▶ DATASET
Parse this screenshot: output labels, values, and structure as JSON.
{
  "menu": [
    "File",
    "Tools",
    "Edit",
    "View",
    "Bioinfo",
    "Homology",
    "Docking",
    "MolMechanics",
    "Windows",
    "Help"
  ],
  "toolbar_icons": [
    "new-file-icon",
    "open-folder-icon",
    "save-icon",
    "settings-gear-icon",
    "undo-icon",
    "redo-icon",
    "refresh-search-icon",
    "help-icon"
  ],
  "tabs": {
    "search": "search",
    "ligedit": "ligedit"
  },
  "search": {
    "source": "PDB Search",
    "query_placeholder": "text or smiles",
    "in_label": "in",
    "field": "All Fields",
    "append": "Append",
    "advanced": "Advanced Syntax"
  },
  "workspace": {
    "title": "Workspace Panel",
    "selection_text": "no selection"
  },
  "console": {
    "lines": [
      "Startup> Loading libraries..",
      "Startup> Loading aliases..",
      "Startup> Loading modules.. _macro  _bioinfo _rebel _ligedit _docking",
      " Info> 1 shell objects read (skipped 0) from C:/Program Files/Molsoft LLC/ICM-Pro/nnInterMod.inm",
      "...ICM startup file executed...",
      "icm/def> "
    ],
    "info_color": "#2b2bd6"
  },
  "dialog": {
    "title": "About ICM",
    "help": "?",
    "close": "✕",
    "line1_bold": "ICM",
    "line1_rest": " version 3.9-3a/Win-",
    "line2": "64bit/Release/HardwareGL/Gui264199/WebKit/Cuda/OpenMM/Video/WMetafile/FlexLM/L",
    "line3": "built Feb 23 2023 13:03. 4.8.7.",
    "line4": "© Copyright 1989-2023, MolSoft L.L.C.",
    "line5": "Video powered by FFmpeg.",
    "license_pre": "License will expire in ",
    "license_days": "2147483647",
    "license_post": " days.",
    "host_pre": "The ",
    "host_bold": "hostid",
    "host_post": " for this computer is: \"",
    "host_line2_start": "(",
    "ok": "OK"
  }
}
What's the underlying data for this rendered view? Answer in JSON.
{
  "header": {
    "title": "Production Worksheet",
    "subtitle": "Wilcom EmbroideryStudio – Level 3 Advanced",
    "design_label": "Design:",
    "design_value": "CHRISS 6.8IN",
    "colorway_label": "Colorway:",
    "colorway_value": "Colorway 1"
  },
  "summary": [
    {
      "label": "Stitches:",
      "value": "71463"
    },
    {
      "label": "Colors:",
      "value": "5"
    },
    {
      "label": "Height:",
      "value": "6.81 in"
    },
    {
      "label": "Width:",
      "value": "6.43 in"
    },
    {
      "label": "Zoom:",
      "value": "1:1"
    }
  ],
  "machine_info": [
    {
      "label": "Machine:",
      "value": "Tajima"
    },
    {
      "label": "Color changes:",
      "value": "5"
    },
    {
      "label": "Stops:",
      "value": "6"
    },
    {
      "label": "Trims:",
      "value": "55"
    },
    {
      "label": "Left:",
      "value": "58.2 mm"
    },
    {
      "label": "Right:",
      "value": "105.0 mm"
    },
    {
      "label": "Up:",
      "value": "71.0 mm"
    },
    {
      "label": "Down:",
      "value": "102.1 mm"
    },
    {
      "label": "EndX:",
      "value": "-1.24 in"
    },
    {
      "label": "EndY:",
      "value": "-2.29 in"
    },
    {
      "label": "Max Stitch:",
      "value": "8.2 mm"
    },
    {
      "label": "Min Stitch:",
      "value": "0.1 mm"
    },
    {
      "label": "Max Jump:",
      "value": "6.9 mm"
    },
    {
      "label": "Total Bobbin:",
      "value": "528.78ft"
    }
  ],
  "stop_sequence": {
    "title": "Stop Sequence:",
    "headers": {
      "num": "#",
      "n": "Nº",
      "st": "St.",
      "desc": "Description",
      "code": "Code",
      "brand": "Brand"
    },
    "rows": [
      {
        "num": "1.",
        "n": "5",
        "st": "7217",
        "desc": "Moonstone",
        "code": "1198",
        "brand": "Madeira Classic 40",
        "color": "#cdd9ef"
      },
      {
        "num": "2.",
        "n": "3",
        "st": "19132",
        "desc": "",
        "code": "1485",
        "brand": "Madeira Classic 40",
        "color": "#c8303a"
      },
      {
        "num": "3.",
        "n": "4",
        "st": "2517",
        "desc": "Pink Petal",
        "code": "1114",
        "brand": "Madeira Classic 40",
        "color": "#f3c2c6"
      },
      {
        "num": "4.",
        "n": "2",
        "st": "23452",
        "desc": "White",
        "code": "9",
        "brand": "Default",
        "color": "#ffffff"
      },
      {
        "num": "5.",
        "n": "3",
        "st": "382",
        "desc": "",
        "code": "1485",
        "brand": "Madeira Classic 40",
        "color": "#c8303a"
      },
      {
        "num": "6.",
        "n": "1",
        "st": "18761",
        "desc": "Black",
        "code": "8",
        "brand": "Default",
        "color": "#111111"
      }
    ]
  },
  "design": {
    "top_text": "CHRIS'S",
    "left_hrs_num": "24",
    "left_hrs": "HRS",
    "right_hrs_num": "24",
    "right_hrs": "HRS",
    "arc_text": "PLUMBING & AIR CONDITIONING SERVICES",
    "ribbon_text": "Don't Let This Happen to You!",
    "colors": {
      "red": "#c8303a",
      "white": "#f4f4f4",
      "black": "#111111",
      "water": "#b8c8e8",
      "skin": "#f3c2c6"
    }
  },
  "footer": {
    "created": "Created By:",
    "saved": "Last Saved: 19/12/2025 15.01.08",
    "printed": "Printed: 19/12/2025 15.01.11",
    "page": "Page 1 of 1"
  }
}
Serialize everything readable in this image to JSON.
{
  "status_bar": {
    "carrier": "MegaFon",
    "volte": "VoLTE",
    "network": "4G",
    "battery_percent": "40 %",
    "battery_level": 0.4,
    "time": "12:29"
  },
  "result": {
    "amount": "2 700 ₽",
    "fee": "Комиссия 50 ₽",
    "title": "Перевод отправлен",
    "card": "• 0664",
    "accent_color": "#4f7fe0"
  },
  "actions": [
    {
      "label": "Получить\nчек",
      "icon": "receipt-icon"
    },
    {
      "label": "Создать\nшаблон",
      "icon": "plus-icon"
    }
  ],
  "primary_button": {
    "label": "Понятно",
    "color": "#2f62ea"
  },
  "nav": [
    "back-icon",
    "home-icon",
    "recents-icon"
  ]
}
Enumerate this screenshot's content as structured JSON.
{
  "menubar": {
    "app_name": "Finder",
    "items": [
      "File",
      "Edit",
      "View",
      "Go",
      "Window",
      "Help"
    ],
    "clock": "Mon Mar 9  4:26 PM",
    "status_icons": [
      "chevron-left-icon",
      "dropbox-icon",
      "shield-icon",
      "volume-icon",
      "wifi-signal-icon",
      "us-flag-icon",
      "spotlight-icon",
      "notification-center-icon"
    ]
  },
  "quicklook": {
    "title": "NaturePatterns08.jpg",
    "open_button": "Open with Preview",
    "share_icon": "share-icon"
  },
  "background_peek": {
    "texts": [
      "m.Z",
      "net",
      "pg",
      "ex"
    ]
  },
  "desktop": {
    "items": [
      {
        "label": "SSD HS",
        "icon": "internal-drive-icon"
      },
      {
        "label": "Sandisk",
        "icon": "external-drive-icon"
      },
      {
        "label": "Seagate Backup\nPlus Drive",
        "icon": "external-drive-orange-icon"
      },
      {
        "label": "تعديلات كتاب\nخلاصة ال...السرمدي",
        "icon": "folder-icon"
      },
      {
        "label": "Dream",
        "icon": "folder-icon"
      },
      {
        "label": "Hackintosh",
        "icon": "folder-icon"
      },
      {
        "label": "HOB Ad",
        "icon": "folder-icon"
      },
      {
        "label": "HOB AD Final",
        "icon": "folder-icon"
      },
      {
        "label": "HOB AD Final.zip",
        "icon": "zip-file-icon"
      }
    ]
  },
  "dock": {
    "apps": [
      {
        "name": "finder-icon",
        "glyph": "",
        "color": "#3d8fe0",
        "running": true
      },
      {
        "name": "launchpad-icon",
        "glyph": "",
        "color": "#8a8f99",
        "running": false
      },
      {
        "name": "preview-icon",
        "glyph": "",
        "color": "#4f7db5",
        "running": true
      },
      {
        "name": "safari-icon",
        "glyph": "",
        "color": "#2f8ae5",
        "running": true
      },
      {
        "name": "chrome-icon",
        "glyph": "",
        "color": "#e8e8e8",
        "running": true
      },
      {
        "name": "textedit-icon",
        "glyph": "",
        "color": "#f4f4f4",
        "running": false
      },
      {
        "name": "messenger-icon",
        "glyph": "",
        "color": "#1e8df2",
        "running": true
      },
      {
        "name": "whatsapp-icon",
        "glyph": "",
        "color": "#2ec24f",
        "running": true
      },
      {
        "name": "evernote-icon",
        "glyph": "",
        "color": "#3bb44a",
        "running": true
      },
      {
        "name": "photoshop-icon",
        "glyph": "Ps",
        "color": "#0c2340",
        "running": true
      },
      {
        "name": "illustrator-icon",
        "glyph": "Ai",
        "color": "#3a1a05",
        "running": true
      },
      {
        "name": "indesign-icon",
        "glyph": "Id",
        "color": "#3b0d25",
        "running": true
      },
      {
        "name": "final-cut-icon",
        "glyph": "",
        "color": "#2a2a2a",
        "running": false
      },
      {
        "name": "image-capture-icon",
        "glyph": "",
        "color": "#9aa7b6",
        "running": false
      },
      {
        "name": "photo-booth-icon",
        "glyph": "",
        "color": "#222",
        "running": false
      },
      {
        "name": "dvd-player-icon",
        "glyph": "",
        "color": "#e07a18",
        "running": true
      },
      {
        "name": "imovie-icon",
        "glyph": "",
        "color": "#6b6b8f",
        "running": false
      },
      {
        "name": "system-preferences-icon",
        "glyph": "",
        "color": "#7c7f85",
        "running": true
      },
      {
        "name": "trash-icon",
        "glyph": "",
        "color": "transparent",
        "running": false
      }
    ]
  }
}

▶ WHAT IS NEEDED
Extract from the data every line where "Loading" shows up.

▶ TASK ANSWER
      "Startup> Loading libraries..",
      "Startup> Loading aliases..",
      "Startup> Loading modules.. _macro  _bioinfo _rebel _ligedit _docking",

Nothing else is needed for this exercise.